Neapolitan theatre actors forced to diversify in the aftermath of the Second World War, the Squatritis opened the little shop of doll horrors in 1953, initially with the idea of restoring valuables belonging to wealthy families that were damaged during the conflict.
But they quickly began to specialise in antique dolls, some dating back to the 19th century.
“With the economic boom, our business expanded: the first collectors appeared, the small collections... people started to want to repair old objects,” said Federico Squatriti.
“The store grew like that.”
Federico, 56, runs the shop that has been a true family affair ever since it first opened.
His grandmother, parents, uncle and cousins have all worked there at one time or another, restoring treasured objects of princesses, intellectuals and actors to their former glory.
The workshop overflows with objects long forgotten by customers. Puppets, toy soldiers and 100-year-old earthenware pile up to the ceiling.
“The thing they (the dolls) all have are eyes pushed inside (the head), because children always stick their fingers in there,” he adds.
Despite their expertise, there are some dolls that just can’t be repaired, usually because spare parts can’t be found.
These half-formed relics have come to populate the shopfront window, the store’s shelves and in particular its macabre cellar, which is populated with doll body parts and has been nicknamed ‘limbo’ by the staff.

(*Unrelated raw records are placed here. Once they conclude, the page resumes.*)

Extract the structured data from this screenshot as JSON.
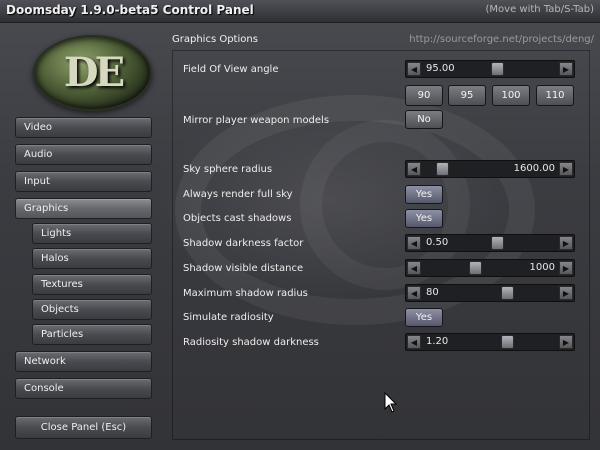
{
  "window": {
    "title": "Doomsday 1.9.0-beta5 Control Panel",
    "hint": "(Move with Tab/S-Tab)"
  },
  "logo": {
    "text": "DE"
  },
  "sidebar": {
    "items": [
      {
        "label": "Video",
        "active": false,
        "sub": false
      },
      {
        "label": "Audio",
        "active": false,
        "sub": false
      },
      {
        "label": "Input",
        "active": false,
        "sub": false
      },
      {
        "label": "Graphics",
        "active": true,
        "sub": false
      },
      {
        "label": "Lights",
        "active": false,
        "sub": true
      },
      {
        "label": "Halos",
        "active": false,
        "sub": true
      },
      {
        "label": "Textures",
        "active": false,
        "sub": true
      },
      {
        "label": "Objects",
        "active": false,
        "sub": true
      },
      {
        "label": "Particles",
        "active": false,
        "sub": true
      },
      {
        "label": "Network",
        "active": false,
        "sub": false
      },
      {
        "label": "Console",
        "active": false,
        "sub": false
      }
    ],
    "close_label": "Close Panel (Esc)"
  },
  "main": {
    "section_title": "Graphics Options",
    "url": "http://sourceforge.net/projects/deng/",
    "settings": {
      "fov": {
        "label": "Field Of View angle",
        "value": "95.00",
        "level": 0.5
      },
      "fov_presets": [
        "90",
        "95",
        "100",
        "110"
      ],
      "mirror_weapons": {
        "label": "Mirror player weapon models",
        "value": "No"
      },
      "sky_radius": {
        "label": "Sky sphere radius",
        "value": "1600.00",
        "level": 0.0
      },
      "full_sky": {
        "label": "Always render full sky",
        "value": "Yes"
      },
      "cast_shadows": {
        "label": "Objects cast shadows",
        "value": "Yes"
      },
      "shadow_darkness": {
        "label": "Shadow darkness factor",
        "value": "0.50",
        "level": 0.5
      },
      "shadow_distance": {
        "label": "Shadow visible distance",
        "value": "1000",
        "level": 0.3
      },
      "shadow_radius": {
        "label": "Maximum shadow radius",
        "value": "80",
        "level": 0.6
      },
      "radiosity": {
        "label": "Simulate radiosity",
        "value": "Yes"
      },
      "radiosity_darkness": {
        "label": "Radiosity shadow darkness",
        "value": "1.20",
        "level": 0.6
      }
    }
  },
  "colors": {
    "background": "#3a3b3f",
    "button": "#55575b",
    "toggle_on": "#6f7186",
    "text": "#eeeeee"
  }
}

The Squatriti family say that there are only a handful of restorers like them left in Italy, and that customers come not just from all over the country, but as far away as London or Africa.
However, the family know that the writing is on the wall for the shop.
“Things change, transform, evolve and come to an end,” says Federico.
“It is normal that eras end. We have tried to extend ours to the maximum but the end will eventually arrive.”